→ **What the exercise asks**
Which lines below hold the word "distance"? Copy all of them.

Page and application data records:
☆ ☆ ☆ ☆ ☆
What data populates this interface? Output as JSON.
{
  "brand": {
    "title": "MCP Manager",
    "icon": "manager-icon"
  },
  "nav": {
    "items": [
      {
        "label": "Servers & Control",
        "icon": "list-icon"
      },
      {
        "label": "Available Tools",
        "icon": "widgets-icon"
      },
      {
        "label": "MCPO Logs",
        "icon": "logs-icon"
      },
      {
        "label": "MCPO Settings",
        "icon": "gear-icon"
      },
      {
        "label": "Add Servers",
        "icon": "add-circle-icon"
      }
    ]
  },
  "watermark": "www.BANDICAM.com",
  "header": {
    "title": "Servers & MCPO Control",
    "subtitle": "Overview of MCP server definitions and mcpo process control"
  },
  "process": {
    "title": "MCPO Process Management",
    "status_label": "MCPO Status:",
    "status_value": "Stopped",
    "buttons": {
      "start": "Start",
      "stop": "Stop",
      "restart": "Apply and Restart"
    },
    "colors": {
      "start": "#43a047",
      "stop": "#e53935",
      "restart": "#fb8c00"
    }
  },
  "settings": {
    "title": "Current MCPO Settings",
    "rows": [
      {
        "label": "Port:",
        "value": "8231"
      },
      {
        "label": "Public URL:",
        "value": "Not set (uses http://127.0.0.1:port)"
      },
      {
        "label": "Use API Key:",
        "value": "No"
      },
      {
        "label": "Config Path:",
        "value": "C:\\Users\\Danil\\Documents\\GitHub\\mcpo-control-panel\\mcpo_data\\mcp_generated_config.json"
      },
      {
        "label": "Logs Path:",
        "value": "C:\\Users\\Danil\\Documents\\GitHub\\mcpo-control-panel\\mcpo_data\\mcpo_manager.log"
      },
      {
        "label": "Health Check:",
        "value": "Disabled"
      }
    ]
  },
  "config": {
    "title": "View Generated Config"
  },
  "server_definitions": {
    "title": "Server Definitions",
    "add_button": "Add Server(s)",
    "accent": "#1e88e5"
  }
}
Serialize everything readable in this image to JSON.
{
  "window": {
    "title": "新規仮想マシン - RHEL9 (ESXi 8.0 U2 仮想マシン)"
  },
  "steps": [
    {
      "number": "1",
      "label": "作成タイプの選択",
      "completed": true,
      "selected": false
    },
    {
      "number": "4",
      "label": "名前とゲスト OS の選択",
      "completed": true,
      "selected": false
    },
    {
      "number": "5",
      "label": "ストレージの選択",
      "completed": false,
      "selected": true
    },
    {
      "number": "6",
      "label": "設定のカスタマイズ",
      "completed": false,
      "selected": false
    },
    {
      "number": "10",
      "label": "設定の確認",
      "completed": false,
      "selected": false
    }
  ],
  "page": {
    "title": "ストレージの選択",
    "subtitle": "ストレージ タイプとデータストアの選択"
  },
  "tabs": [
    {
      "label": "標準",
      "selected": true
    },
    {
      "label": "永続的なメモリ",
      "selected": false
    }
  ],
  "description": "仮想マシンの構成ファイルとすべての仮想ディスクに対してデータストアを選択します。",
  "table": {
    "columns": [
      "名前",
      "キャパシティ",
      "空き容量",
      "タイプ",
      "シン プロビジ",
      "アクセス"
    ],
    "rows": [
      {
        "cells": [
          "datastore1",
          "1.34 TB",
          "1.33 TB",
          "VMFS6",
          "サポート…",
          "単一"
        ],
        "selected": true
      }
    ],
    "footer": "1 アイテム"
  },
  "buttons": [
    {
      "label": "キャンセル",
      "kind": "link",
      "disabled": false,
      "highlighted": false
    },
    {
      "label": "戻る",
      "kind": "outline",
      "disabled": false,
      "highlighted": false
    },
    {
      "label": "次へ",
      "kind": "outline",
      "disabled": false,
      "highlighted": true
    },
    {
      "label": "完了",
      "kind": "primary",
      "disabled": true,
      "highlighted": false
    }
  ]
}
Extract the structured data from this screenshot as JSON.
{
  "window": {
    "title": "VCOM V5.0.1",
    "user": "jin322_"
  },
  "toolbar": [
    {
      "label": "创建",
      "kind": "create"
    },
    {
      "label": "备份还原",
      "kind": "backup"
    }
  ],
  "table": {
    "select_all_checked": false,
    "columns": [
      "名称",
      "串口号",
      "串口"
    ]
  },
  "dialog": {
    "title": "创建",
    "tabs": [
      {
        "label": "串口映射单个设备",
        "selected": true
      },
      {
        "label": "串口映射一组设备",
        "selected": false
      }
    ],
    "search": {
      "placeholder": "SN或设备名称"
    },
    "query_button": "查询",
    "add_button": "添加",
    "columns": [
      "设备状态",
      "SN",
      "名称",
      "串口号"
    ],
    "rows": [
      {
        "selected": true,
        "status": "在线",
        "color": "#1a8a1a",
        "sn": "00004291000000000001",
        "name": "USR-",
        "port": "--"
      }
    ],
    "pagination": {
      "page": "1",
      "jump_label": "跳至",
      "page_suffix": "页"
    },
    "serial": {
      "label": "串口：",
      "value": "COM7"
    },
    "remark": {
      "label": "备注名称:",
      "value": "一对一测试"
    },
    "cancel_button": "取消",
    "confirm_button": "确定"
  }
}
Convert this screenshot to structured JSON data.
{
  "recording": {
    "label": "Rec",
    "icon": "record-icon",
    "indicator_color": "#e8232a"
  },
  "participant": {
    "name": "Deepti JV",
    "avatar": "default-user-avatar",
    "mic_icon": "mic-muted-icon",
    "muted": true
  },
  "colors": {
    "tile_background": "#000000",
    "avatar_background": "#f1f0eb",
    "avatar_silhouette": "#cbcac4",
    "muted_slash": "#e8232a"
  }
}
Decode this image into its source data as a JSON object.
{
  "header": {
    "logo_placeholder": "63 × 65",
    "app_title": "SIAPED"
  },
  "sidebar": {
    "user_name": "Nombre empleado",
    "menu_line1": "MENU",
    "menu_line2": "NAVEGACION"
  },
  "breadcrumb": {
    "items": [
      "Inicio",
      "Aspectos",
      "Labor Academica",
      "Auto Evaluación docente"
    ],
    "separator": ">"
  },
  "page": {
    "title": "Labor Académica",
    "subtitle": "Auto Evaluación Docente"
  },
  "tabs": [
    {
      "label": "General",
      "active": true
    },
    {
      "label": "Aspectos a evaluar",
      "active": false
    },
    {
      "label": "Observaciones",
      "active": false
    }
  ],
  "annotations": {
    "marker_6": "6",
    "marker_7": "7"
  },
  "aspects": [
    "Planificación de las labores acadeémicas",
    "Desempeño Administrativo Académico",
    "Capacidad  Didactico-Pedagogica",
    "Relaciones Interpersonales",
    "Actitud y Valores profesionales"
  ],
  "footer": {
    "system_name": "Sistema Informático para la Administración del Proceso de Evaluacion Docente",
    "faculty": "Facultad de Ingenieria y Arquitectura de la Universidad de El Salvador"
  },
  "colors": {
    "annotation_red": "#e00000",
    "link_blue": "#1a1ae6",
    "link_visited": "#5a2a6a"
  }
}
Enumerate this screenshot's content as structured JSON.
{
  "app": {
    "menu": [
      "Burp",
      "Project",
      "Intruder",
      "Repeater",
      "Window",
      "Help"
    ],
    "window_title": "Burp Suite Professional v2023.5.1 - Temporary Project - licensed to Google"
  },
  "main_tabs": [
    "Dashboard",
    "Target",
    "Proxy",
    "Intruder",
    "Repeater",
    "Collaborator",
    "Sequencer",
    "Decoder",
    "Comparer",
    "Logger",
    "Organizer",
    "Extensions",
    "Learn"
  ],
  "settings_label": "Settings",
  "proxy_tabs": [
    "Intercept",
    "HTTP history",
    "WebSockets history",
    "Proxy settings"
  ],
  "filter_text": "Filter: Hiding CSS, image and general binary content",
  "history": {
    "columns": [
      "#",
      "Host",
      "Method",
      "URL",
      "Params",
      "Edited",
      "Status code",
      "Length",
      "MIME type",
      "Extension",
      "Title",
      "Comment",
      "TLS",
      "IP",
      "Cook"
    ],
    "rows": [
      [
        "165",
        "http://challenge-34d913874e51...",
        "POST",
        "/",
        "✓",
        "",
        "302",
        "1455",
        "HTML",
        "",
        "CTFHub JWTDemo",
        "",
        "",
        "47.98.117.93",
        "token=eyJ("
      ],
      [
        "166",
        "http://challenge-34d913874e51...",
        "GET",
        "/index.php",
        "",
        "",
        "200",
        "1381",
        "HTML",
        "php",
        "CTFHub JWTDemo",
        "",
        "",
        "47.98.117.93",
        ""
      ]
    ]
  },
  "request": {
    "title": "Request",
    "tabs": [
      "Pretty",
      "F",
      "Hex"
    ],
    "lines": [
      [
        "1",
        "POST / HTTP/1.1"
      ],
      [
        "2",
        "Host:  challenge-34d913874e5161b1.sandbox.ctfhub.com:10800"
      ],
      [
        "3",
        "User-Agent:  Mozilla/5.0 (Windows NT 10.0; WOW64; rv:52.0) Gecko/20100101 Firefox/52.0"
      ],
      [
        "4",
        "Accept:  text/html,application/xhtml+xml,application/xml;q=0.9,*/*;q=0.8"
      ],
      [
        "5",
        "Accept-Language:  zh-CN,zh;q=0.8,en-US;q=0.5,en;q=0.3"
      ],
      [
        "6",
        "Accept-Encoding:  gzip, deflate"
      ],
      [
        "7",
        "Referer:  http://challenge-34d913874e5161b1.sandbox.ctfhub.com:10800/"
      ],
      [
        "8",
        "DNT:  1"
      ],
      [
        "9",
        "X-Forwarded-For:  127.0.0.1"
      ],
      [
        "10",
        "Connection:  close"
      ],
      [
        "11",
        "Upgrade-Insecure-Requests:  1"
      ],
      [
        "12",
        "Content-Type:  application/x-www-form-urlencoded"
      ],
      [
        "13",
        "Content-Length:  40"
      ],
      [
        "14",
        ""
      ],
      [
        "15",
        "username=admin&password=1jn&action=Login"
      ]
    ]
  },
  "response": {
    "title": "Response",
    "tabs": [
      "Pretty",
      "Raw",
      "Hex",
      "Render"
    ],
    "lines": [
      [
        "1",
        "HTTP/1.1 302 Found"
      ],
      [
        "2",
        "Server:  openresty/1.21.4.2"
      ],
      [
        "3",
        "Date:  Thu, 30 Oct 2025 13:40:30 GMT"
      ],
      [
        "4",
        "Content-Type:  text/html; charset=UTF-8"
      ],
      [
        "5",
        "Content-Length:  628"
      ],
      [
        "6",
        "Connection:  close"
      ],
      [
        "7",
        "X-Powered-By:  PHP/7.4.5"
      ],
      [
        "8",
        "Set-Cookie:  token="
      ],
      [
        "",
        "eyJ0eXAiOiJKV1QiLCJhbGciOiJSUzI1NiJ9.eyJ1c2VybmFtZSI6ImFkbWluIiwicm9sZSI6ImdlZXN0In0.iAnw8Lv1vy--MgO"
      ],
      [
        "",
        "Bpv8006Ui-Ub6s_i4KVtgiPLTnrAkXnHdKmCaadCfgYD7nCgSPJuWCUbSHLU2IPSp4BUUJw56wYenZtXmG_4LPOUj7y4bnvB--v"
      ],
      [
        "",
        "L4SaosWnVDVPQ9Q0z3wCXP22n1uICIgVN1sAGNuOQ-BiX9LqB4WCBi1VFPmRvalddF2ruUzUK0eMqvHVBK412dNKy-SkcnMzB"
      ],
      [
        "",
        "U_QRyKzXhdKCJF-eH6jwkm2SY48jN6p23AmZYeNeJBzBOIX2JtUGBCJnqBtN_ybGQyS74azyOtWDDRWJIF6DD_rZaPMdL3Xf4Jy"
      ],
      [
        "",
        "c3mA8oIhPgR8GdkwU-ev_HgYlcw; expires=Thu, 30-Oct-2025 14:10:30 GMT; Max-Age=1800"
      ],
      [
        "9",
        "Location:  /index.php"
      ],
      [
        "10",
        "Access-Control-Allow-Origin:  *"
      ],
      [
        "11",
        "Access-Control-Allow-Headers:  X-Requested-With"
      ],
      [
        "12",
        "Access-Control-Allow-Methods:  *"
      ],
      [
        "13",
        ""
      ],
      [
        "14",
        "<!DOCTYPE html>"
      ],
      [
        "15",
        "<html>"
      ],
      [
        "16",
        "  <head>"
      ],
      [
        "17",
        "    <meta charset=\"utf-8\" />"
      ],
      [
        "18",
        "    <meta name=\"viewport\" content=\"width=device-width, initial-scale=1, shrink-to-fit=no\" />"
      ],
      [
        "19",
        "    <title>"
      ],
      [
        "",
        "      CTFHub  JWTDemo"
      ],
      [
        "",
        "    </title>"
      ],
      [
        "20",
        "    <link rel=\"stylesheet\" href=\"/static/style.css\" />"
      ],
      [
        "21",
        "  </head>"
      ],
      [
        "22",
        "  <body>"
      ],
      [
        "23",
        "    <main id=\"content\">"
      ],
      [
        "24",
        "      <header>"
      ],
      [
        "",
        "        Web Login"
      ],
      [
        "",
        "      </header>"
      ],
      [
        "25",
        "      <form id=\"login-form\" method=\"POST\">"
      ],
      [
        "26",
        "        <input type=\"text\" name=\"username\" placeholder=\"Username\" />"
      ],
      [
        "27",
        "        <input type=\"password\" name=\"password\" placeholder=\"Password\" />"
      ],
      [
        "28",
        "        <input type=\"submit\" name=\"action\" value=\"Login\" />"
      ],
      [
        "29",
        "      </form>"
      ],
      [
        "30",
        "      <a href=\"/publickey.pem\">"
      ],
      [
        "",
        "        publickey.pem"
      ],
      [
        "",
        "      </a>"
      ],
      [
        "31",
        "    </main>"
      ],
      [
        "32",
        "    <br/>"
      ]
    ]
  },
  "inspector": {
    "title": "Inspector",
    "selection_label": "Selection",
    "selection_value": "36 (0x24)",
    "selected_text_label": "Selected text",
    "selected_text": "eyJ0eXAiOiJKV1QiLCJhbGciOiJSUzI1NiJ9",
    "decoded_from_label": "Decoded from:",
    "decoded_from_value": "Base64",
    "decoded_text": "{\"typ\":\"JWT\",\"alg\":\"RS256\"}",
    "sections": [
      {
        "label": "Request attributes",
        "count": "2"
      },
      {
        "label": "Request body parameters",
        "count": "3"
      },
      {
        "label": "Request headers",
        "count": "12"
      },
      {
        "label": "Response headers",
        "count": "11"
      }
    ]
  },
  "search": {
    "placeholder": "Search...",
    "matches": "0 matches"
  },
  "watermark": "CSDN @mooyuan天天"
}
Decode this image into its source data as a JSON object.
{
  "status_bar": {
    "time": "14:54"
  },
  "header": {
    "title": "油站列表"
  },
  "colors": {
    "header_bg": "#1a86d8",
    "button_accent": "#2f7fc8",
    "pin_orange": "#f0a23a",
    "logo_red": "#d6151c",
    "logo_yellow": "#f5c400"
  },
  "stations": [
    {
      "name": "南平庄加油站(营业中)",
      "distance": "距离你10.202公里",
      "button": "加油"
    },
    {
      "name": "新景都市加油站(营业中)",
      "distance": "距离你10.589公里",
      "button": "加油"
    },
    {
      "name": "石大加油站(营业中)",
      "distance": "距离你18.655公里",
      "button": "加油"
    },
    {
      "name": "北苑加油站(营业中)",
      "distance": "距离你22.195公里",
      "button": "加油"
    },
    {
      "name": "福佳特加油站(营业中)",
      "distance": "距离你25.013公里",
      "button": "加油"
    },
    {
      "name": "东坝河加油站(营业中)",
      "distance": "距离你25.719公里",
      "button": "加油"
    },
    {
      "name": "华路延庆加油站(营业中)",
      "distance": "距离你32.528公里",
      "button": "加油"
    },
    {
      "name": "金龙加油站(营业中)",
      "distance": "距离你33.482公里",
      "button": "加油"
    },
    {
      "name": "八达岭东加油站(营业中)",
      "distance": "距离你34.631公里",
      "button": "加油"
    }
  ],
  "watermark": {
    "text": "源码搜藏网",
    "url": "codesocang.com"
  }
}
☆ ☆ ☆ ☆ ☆
→ **Solved problem**
      "distance": "距离你10.202公里",
      "distance": "距离你10.589公里",
      "distance": "距离你18.655公里",
      "distance": "距离你22.195公里",
      "distance": "距离你25.013公里",
      "distance": "距离你25.719公里",
      "distance": "距离你32.528公里",
      "distance": "距离你33.482公里",
      "distance": "距离你34.631公里",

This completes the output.